- Opportunities for Advancement: Employees are more likely to stay with an employer if they see opportunities for career growth and advancement within the organization. Clear career paths, mentorship programs, training opportunities, and promotion from within can foster loyalty and long-term commitment.
- Job Security: Job security is a significant factor in employee retention. When employees feel secure in their positions and believe their contributions are valued, they are likelier to stay with their current employer.
- Strong Leadership and Supportive Management: Effective leadership and supportive management are crucial in employee retention. When employees have confidence in their leaders, feel supported, and have open lines of communication, they are more likely to stay with the organization.

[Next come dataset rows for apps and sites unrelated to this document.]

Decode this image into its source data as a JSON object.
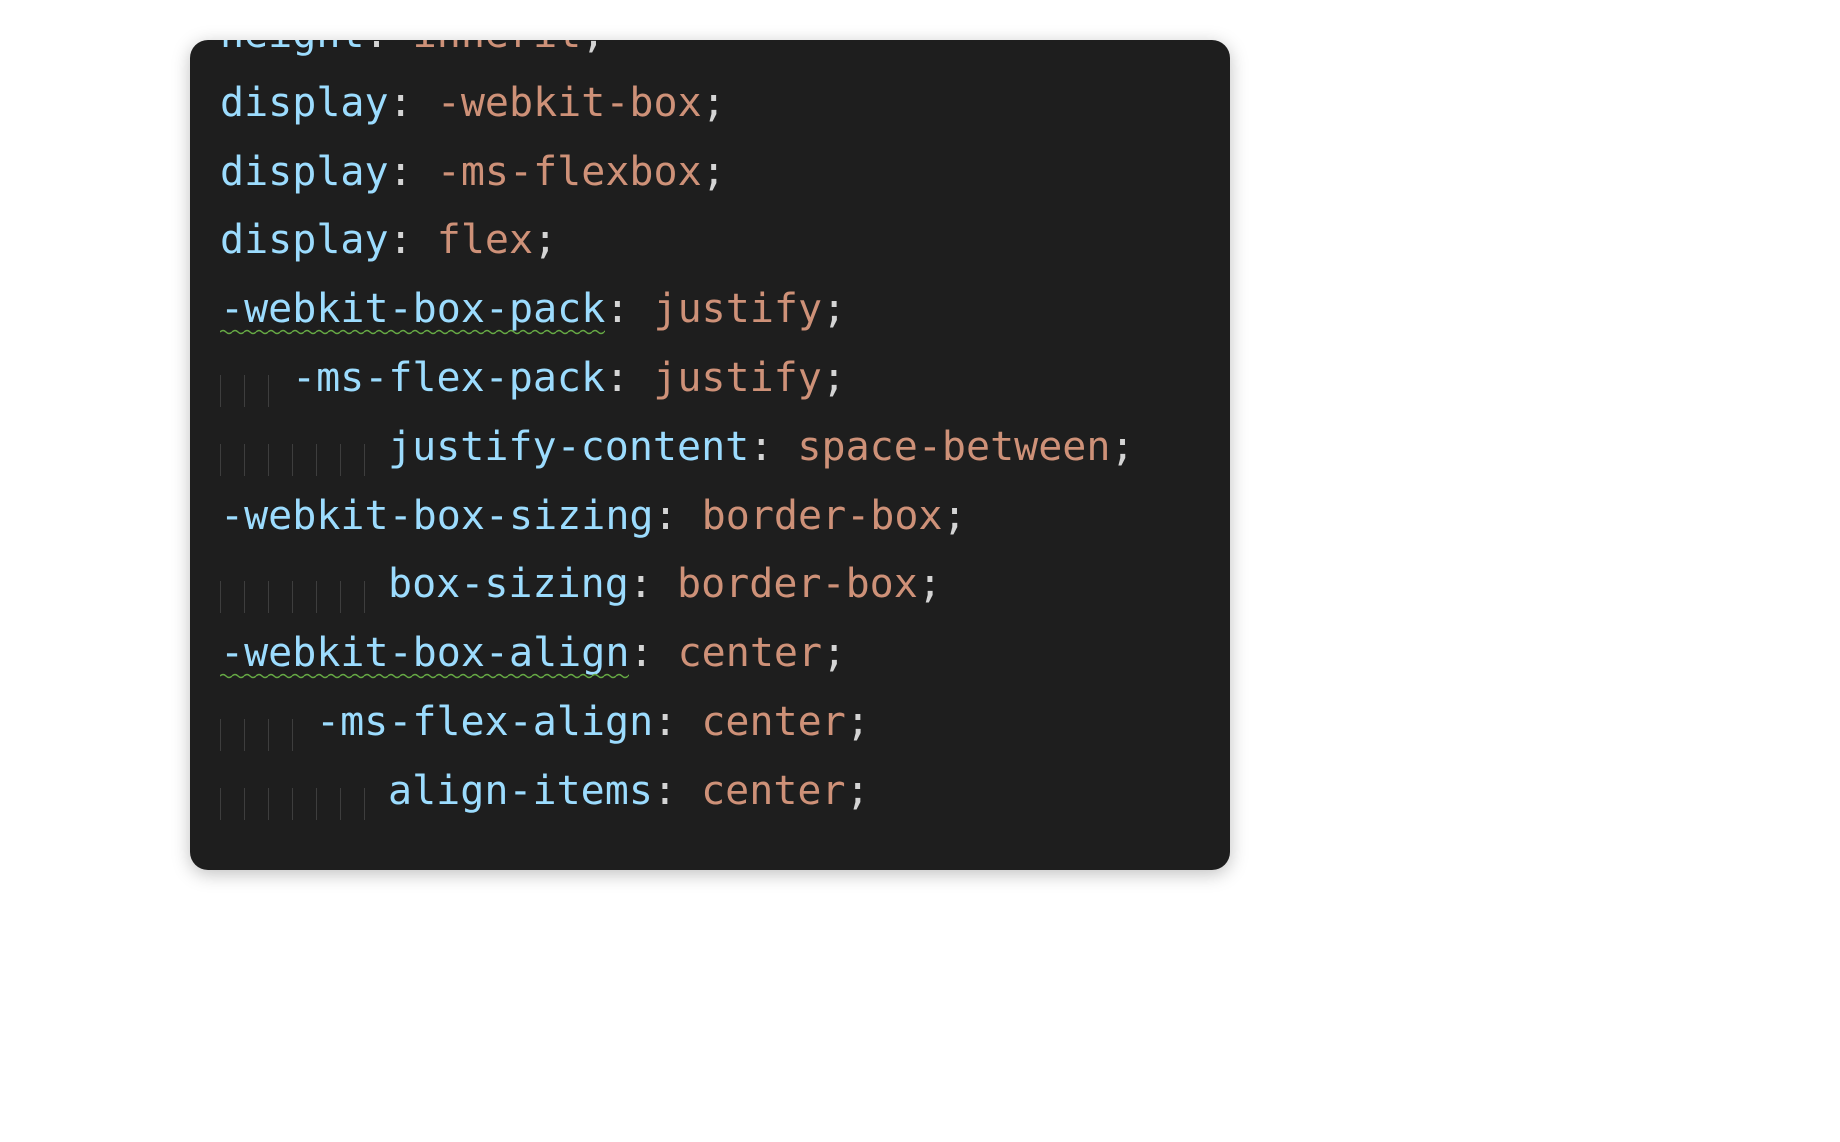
{
  "editor": {
    "lines": [
      {
        "indent": 0,
        "prop": "height",
        "squiggle": false,
        "colon": ": ",
        "value": "inherit",
        "tail": ";"
      },
      {
        "indent": 0,
        "prop": "display",
        "squiggle": false,
        "colon": ": ",
        "value": "-webkit-box",
        "tail": ";"
      },
      {
        "indent": 0,
        "prop": "display",
        "squiggle": false,
        "colon": ": ",
        "value": "-ms-flexbox",
        "tail": ";"
      },
      {
        "indent": 0,
        "prop": "display",
        "squiggle": false,
        "colon": ": ",
        "value": "flex",
        "tail": ";"
      },
      {
        "indent": 0,
        "prop": "-webkit-box-pack",
        "squiggle": true,
        "colon": ": ",
        "value": "justify",
        "tail": ";"
      },
      {
        "indent": 3,
        "prop": "-ms-flex-pack",
        "squiggle": false,
        "colon": ": ",
        "value": "justify",
        "tail": ";"
      },
      {
        "indent": 7,
        "prop": "justify-content",
        "squiggle": false,
        "colon": ": ",
        "value": "space-between",
        "tail": ";"
      },
      {
        "indent": 0,
        "prop": "-webkit-box-sizing",
        "squiggle": false,
        "colon": ": ",
        "value": "border-box",
        "tail": ";"
      },
      {
        "indent": 7,
        "prop": "box-sizing",
        "squiggle": false,
        "colon": ": ",
        "value": "border-box",
        "tail": ";"
      },
      {
        "indent": 0,
        "prop": "-webkit-box-align",
        "squiggle": true,
        "colon": ": ",
        "value": "center",
        "tail": ";"
      },
      {
        "indent": 4,
        "prop": "-ms-flex-align",
        "squiggle": false,
        "colon": ": ",
        "value": "center",
        "tail": ";"
      },
      {
        "indent": 7,
        "prop": "align-items",
        "squiggle": false,
        "colon": ": ",
        "value": "center",
        "tail": ";"
      }
    ]
  }
}
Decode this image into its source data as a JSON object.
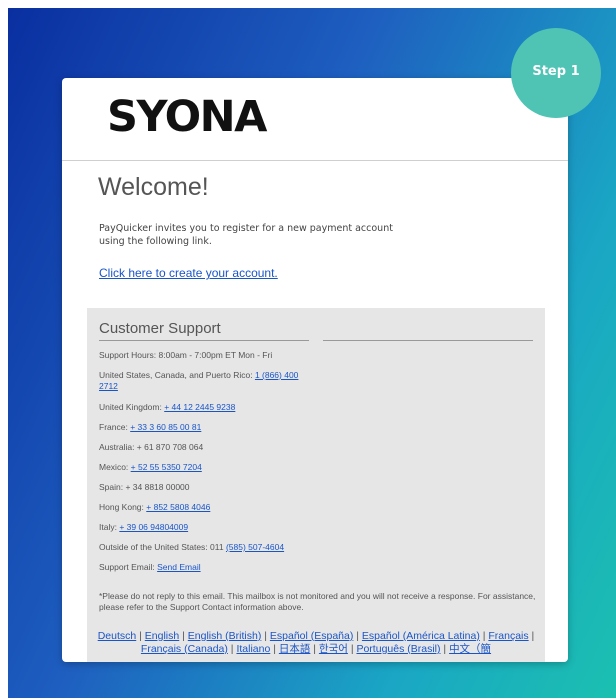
{
  "step_badge": "Step 1",
  "brand": {
    "logo_text": "SYONA"
  },
  "welcome": {
    "title": "Welcome!",
    "intro": "PayQuicker invites you to register for a new payment account using the following link.",
    "create_link": "Click here to create your account."
  },
  "support": {
    "title": "Customer Support",
    "hours": "Support Hours: 8:00am - 7:00pm ET Mon - Fri",
    "rows": [
      {
        "label": "United States, Canada, and Puerto Rico: ",
        "link": "1 (866) 400 2712"
      },
      {
        "label": "United Kingdom: ",
        "link": "+ 44 12 2445 9238"
      },
      {
        "label": "France: ",
        "link": "+ 33 3 60 85 00 81"
      },
      {
        "label": "Australia: + 61 870 708 064",
        "link": ""
      },
      {
        "label": "Mexico: ",
        "link": "+ 52 55 5350 7204"
      },
      {
        "label": "Spain: + 34 8818 00000",
        "link": ""
      },
      {
        "label": "Hong Kong: ",
        "link": "+ 852 5808 4046"
      },
      {
        "label": "Italy: ",
        "link": "+ 39 06 94804009"
      },
      {
        "label": "Outside of the United States: 011 ",
        "link": "(585) 507-4604"
      },
      {
        "label": "Support Email: ",
        "link": "Send Email"
      }
    ],
    "disclaimer": "*Please do not reply to this email. This mailbox is not monitored and you will not receive a response. For assistance, please refer to the Support Contact information above."
  },
  "languages": [
    "Deutsch",
    "English",
    "English (British)",
    "Español (España)",
    "Español (América Latina)",
    "Français",
    "Français (Canada)",
    "Italiano",
    "日本語",
    "한국어",
    "Português (Brasil)",
    "中文（簡"
  ],
  "language_separator": " | "
}
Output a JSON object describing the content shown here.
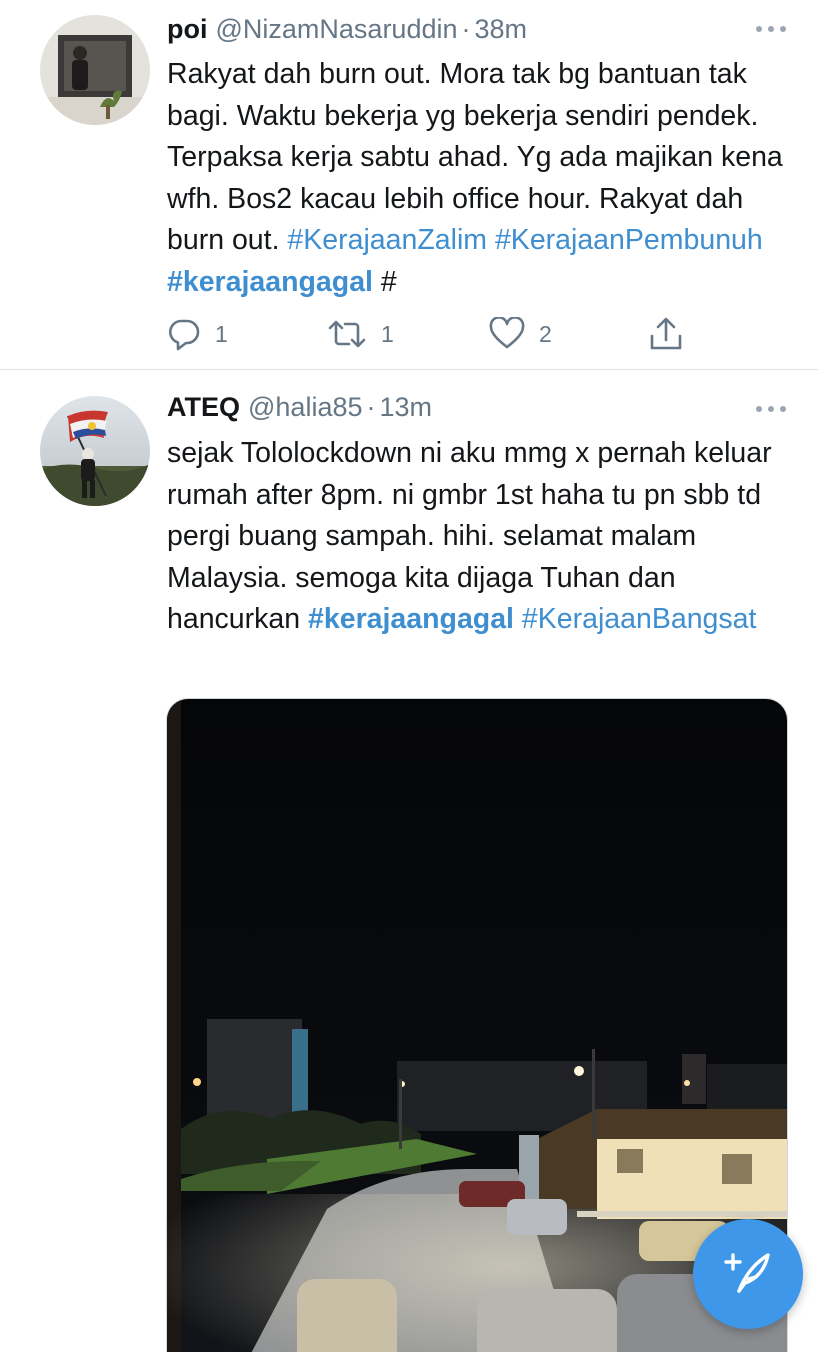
{
  "tweets": [
    {
      "name": "poi",
      "handle": "@NizamNasaruddin",
      "separator": "·",
      "time": "38m",
      "text_segments": [
        "Rakyat dah burn out. Mora tak bg bantuan tak bagi. Waktu bekerja yg bekerja sendiri pendek. Terpaksa kerja sabtu ahad. Yg ada majikan kena wfh. Bos2 kacau lebih office hour. Rakyat dah burn out. ",
        "#KerajaanZalim",
        " ",
        "#KerajaanPembunuh",
        " ",
        "#kerajaangagal",
        " #"
      ],
      "actions": {
        "reply_count": "1",
        "retweet_count": "1",
        "like_count": "2"
      }
    },
    {
      "name": "ATEQ",
      "handle": "@halia85",
      "separator": "·",
      "time": "13m",
      "text_segments": [
        "sejak Tololockdown ni aku mmg x pernah keluar rumah after 8pm. ni gmbr 1st haha tu pn sbb td pergi buang sampah. hihi. selamat malam Malaysia. semoga kita dijaga Tuhan dan hancurkan ",
        "#kerajaangagal",
        " ",
        "#KerajaanBangsat"
      ]
    }
  ],
  "icons": {
    "more": "more-dots-icon",
    "reply": "reply-bubble-icon",
    "retweet": "retweet-arrows-icon",
    "like": "heart-icon",
    "share": "share-upload-icon",
    "compose": "compose-feather-plus-icon"
  },
  "colors": {
    "link": "#3e8ed0",
    "secondary_text": "#657786",
    "fab": "#3f97e9",
    "divider": "#dfe3e6"
  }
}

- Organizational Culture: A positive and inclusive organizational culture that aligns with employees’ values and fosters a sense of belonging contributes to employee retention. Employees who feel connected to the organization’s mission, vision, and values are more likely to stay long-term.
- Work Relationships: Positive relationships with colleagues and managers can enhance job satisfaction and employee retention. Creating a supportive and collaborative work environment where employees feel respected, valued, and have strong interpersonal connections can increase their commitment to staying with the organization.
It’s important to note that these factors can vary from person to person, and employees may have different priorities and motivations for staying in their jobs. Creating a positive work environment that addresses these factors can significantly contribute to employee retention and long-term commitment.
The U.S. Bureau of Labor Statistics reports that In January 2022, median employee tenure (the point at which half of all workers had more tenure and half had less tenure) for men held at 4.3 years. For women, the median tenure was 3.8 years. Among men, 28 percent of wage and salary workers had 10 years or more of tenure with their current employer in January 2022, higher than the women at 26 percent. Median employee tenure was generally higher among older workers than younger ones. For example, the median tenure of workers ages 55 to 64 (9.8 years) was more than three times that of workers ages 25 to 34 (2.8 years)—also, a larger proportion of older workers than younger workers had 10 years or more of tenure. For example, among workers ages 60 to 64, 53 percent had been employed for at least 10 years with their current employer in January 2022.
Younger workers were more likely than older workers to be short-tenured employees. For example, in January 2022, about 79 percent of 16- to 19-year-olds had 12 months or less tenure with their current employer, compared with about 12 percent of workers ages 55 to 64. The table below shows the median years of tenure from 2012 – 2022.
Having long-time employees can be highly beneficial for businesses for several reasons. Hiring and training new employees can be expensive and time-consuming. Long-time employees with specialized knowledge and skills are more efficient in their roles, requiring less supervision and training. Retaining experienced employees reduces recruitment costs, onboarding expenses, and the potential productivity dip associated with new hires. In addition, employees who have been with the organization for a long time are more likely to have a strong sense of dedication and loyalty toward the company. They are invested in its success and are more inclined to go the extra mile to achieve positive outcomes. This loyalty can translate into increased employee engagement, higher morale, and reduced turnover.
While having long-time employees offers numerous advantages, businesses should also strike a balance between experienced employees and fresh perspectives. Embracing a diverse workforce with a mix of long-term and new talent can help drive innovation, creativity, and adaptability within the organization.